Thomas Sanchez (author of "Rabbit Boss" and "Mile Zero") clearly intends "Day of the Bees" for those whose fondest daydreams take them to a sunny, flower-filled studio on the banks of the Rhone, where they can paint or write a little during the day, eat and drink quite a lot in the evening and make love ecstatically all night. Expatriate porn qualifies as a kind of genre, and genre writing can be magnificent -- think of Hemingway's "A Moveable Feast."
"Day of the Bees," also set in France, tells the story of a Spanish painter, his mistress and their ordeals during the Nazi occupation. Francisco Zermano is a sort of Picasso, but with a distinctly un-Picasso-like capacity for love and fidelity. His French muse is his beautiful young model, Louise Collard. The novel is for the most part epistolary, with an additional bit of narrative supplied by a third character, an art historian who finds their correspondence half a century after their final separation.

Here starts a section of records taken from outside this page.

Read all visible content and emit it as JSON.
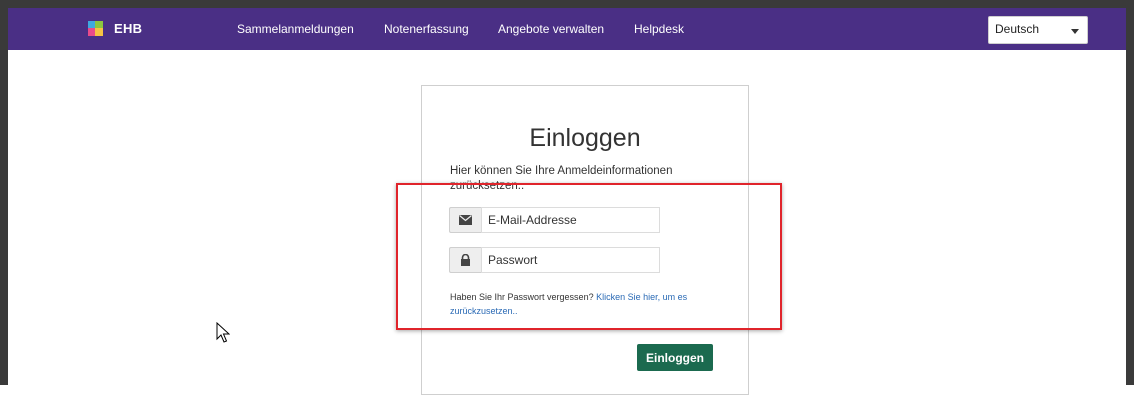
{
  "navbar": {
    "brand": "EHB",
    "links": [
      {
        "label": "Sammelanmeldungen"
      },
      {
        "label": "Notenerfassung"
      },
      {
        "label": "Angebote verwalten"
      },
      {
        "label": "Helpdesk"
      }
    ],
    "language": {
      "selected": "Deutsch",
      "icon": "chevron-down-icon"
    }
  },
  "login": {
    "title": "Einloggen",
    "description": "Hier können Sie Ihre Anmeldeinformationen zurücksetzen..",
    "email": {
      "placeholder": "E-Mail-Addresse",
      "icon": "envelope-icon"
    },
    "password": {
      "placeholder": "Passwort",
      "icon": "lock-icon"
    },
    "forgot_text": "Haben Sie Ihr Passwort vergessen?",
    "forgot_link": "Klicken Sie hier, um es zurückzusetzen..",
    "submit_label": "Einloggen"
  },
  "colors": {
    "navbar": "#4a2f85",
    "button": "#1b6a4f",
    "link": "#2a6ab5",
    "highlight": "#e0242b"
  }
}
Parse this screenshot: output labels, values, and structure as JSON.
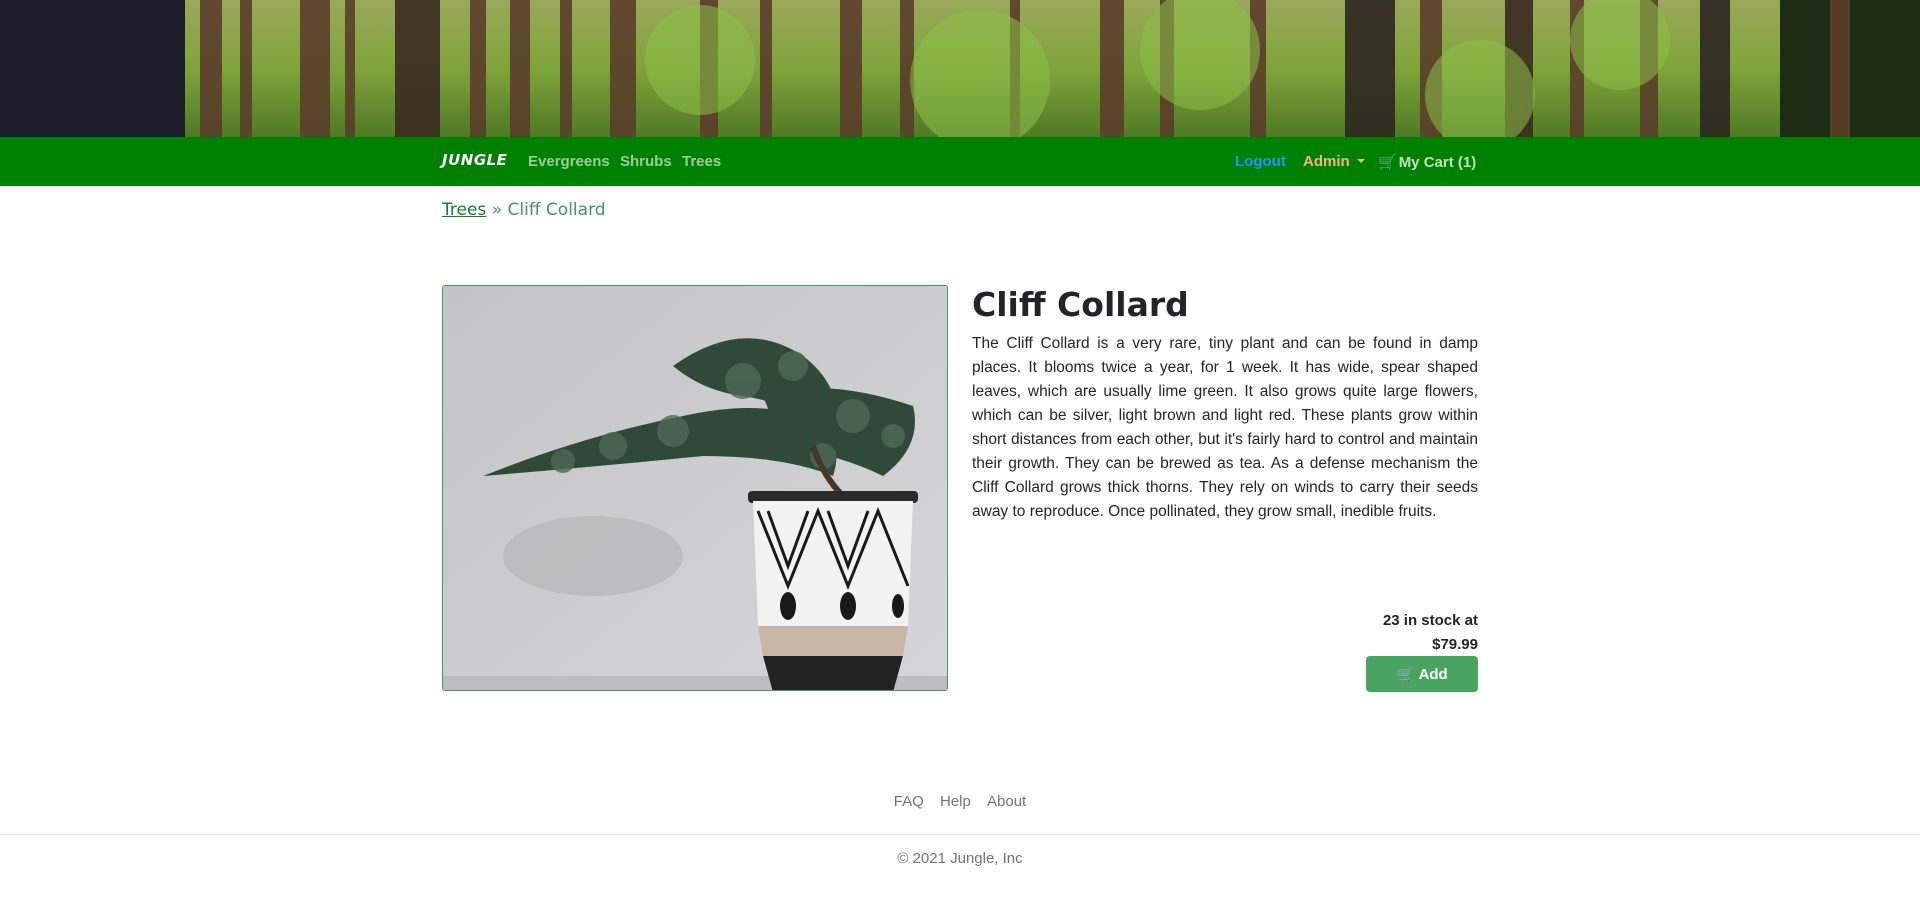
{
  "navbar": {
    "brand": "JUNGLE",
    "links": [
      "Evergreens",
      "Shrubs",
      "Trees"
    ],
    "logout": "Logout",
    "admin": "Admin",
    "cart": "My Cart (1)"
  },
  "breadcrumb": {
    "parent": "Trees",
    "separator": "»",
    "current": "Cliff Collard"
  },
  "product": {
    "name": "Cliff Collard",
    "description": "The Cliff Collard is a very rare, tiny plant and can be found in damp places. It blooms twice a year, for 1 week. It has wide, spear shaped leaves, which are usually lime green. It also grows quite large flowers, which can be silver, light brown and light red. These plants grow within short distances from each other, but it's fairly hard to control and maintain their growth. They can be brewed as tea. As a defense mechanism the Cliff Collard grows thick thorns. They rely on winds to carry their seeds away to reproduce. Once pollinated, they grow small, inedible fruits.",
    "stock_text": "23 in stock at",
    "price": "$79.99",
    "add_label": "Add",
    "image_icon": "potted-bonsai-photo"
  },
  "footer": {
    "links": [
      "FAQ",
      "Help",
      "About"
    ],
    "copyright": "© 2021 Jungle, Inc"
  },
  "colors": {
    "navbar": "#008000",
    "accent": "#4aa360",
    "logout": "#2f8fff",
    "admin": "#f2b38a"
  }
}
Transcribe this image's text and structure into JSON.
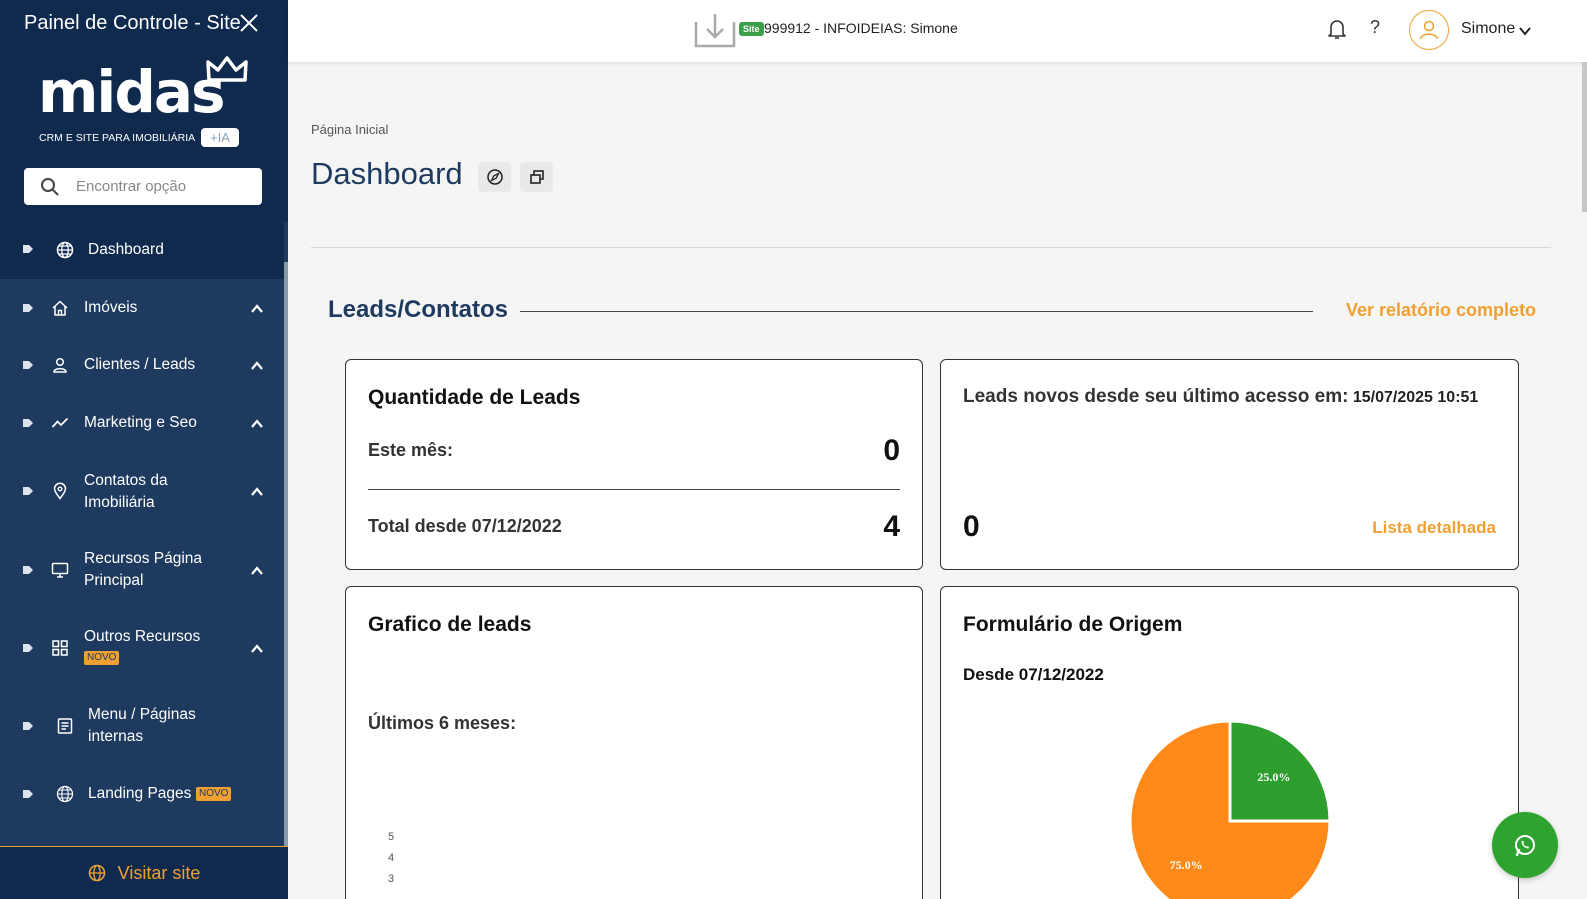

All this may sound promising, but something is amiss, as even the author can tell. "Love letters are so trite," he has Louise announce in one of her missives, and unfortunately the reader has to agree, partly because Louise is given to articulating thoughts like "My thighs opened, my sea glistened in the sun of your smiling gaze." Sanchez uses the lovers' letters not to impart pressing news or important information, but merely to ruminate languidly about events they've already lived through; hence their letters lack the urgency to make the story feel like it's moving along. Sanchez doesn't even bother creating separate voices for the two characters. I don't care how much in love they are -- Francisco should sound like Francisco and Louise like Louise, and not like the same precocious graduate of a creative-writing program.
The novel begins with the daunting words "Francisco Zermano is a great painter, one of the most innovative artists of all time." But he's really a great painter only because Sanchez says he is -- he would be just as much himself teaching Spanish or selling life insurance. Not all people are defined by their vocations, but certainly great artists are. I don't ask that Francisco be a monster like Picasso, but I do expect him to show as much interest in his art as he does in Louise's private parts. And even if Sanchez believes that true emotional connection manifests itself in compatibility in the sack, once that chemistry is established there's no need for him to belabor it. I'm not dumb: Francisco only needs to tie Louise up once for me to get the point. Outside the private universe of two lovers, don't sex secrets sound a little bit silly? Francisco and Louise seem less like Abilard and Hiloose than like Bill and Monica.
Their billets-doux are filled with the tiredest old gender clichis. When Louise coos, "A woman knows when she is ready to be made pregnant," one can only wonder whether she believes in the stork as well. At another point she announces, "Within my womb is the ache for life that all women have." Ah yes -- all women. For his part, Francisco appears to have spent too much time poring over "Iron John": "Every man has in him an ancient blood feud that drums in his ears, that makes him want to tear off his mask of civility and just take what he wants," he says in a bout of metaphorical chest-thumping.
Yet after 150 pages -- once Louise stops mooning about the glistening sea of her reproductive organs and Francisco stops writing altogether -- Sanchez at last stumbles onto a compelling narrative. In the second half of the novel, we follow the art historian's efforts to bring the deceased Louise's letters to the reclusive nonagenarian painter, and we have the opportunity to read another set of Louise's letters, chronicling her involvement in the resistance movement and the horrors of life under the Germans. In the end, the rather ordinary Louise rises to the challenges of history and fate, and her story becomes thrilling and heartbreaking -- but it happens far too late in the game. Sanchez wins the battle after he has lost the war.